The price of transparency is eternal vigilence.
In the last post, aShortChronicle told you about a closed session planned with the Davidson Depot developer for Tuesday evening. The meeting was to include a representative from the NCDENR - one Carolyn Minnich - to discuss brownfield issues.
That post went out Sunday night. By Monday, residents had started sending mails to Town Hall asking "What's up?"
Why would the town be meeting in closed session to talk with a developer - particularly one using a town commissioner's design firm on the project?
aShortChronicle also heard back from Ms Minnich on Monday about the NCDENR's involvement. She had this to say.
"I was not privy to how the meetings were set up and I do not know the full agenda of the upcoming meeting. I was asked to attend the Aug. 23 and Sept. 29 meetings by the prospective developer of the Davidson Depot property at 301 Depot Road. I am attending tomorrow’s meeting as a representative of the North Carolina Department of Environmental Quality’s Brownfields Program. I will not be discussing financial incentives or support during the meeting. I did not play a role in determining whether Tuesday’s meeting is open to the public."
Readers should note, on Monday Davidson Town Hall sent out the agenda in an email blast and this meeting was still listed as "closed".
Based on this and other emails that have come our way, Town Hall was standing by its decision to keep this meeting closed.
Then Tuesday morning, something changed.
Town manager Jamie Justice told multiple residents the meeting would no longer take place.

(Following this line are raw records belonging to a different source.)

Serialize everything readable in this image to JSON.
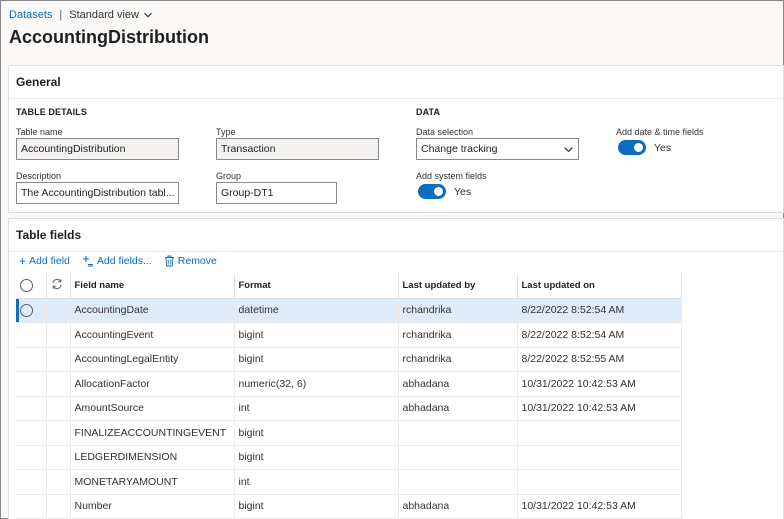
{
  "breadcrumb": {
    "root": "Datasets",
    "separator": "|",
    "view": "Standard view"
  },
  "page_title": "AccountingDistribution",
  "general": {
    "title": "General",
    "table_details_heading": "TABLE DETAILS",
    "data_heading": "DATA",
    "table_name": {
      "label": "Table name",
      "value": "AccountingDistribution"
    },
    "type": {
      "label": "Type",
      "value": "Transaction"
    },
    "description": {
      "label": "Description",
      "value": "The AccountingDistribution tabl..."
    },
    "group": {
      "label": "Group",
      "value": "Group-DT1"
    },
    "data_selection": {
      "label": "Data selection",
      "value": "Change tracking"
    },
    "add_date_time": {
      "label": "Add date & time fields",
      "state": "Yes",
      "on": true
    },
    "add_system": {
      "label": "Add system fields",
      "state": "Yes",
      "on": true
    }
  },
  "table_fields": {
    "title": "Table fields",
    "toolbar": {
      "add_field": "Add field",
      "add_fields": "Add fields...",
      "remove": "Remove"
    },
    "columns": [
      "Field name",
      "Format",
      "Last updated by",
      "Last updated on"
    ],
    "rows": [
      {
        "field": "AccountingDate",
        "format": "datetime",
        "by": "rchandrika",
        "on": "8/22/2022 8:52:54 AM",
        "selected": true
      },
      {
        "field": "AccountingEvent",
        "format": "bigint",
        "by": "rchandrika",
        "on": "8/22/2022 8:52:54 AM"
      },
      {
        "field": "AccountingLegalEntity",
        "format": "bigint",
        "by": "rchandrika",
        "on": "8/22/2022 8:52:55 AM"
      },
      {
        "field": "AllocationFactor",
        "format": "numeric(32, 6)",
        "by": "abhadana",
        "on": "10/31/2022 10:42:53 AM"
      },
      {
        "field": "AmountSource",
        "format": "int",
        "by": "abhadana",
        "on": "10/31/2022 10:42:53 AM"
      },
      {
        "field": "FINALIZEACCOUNTINGEVENT",
        "format": "bigint",
        "by": "",
        "on": ""
      },
      {
        "field": "LEDGERDIMENSION",
        "format": "bigint",
        "by": "",
        "on": ""
      },
      {
        "field": "MONETARYAMOUNT",
        "format": "int",
        "by": "",
        "on": ""
      },
      {
        "field": "Number",
        "format": "bigint",
        "by": "abhadana",
        "on": "10/31/2022 10:42:53 AM"
      }
    ]
  },
  "colors": {
    "accent": "#0f6cbd",
    "selected_row": "#deecf9"
  },
  "icons": [
    "chevron-down-icon",
    "plus-icon",
    "add-multiple-icon",
    "trash-icon",
    "refresh-icon",
    "radio-icon"
  ]
}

Rusty Knox posted the following to the Paradise Lost Facebook page from Justice.
"Based on recent discussions with the developer, we have determined there is no need for a closed session so I will ask to remove this from the agenda for tonight’s meeting. State law allows for towns to conduct closed sessions under particular circumstances. Those circumstances have changed."
Monday, the meeting is on for behind closed door discussions. A little light gets shown on the situation, and a little citizen outrage is expressed. By Tuesday, the meeting is off.
It would seem the only "circumstances" that changed were that citizens knew about it.
While it's a good thing a closed door meeting didn't occur Tuesday night at Town Hall, citizens are left wondering, what changed, why it changed, and why Town Hall thought they had a justifiable reason for closing the meeting in the first place? Most importantly, when will the actual discussion really occur?
It's doubtful too many believe the developer's issues just went away.
Town Hall can be sure the citizens watching won't either.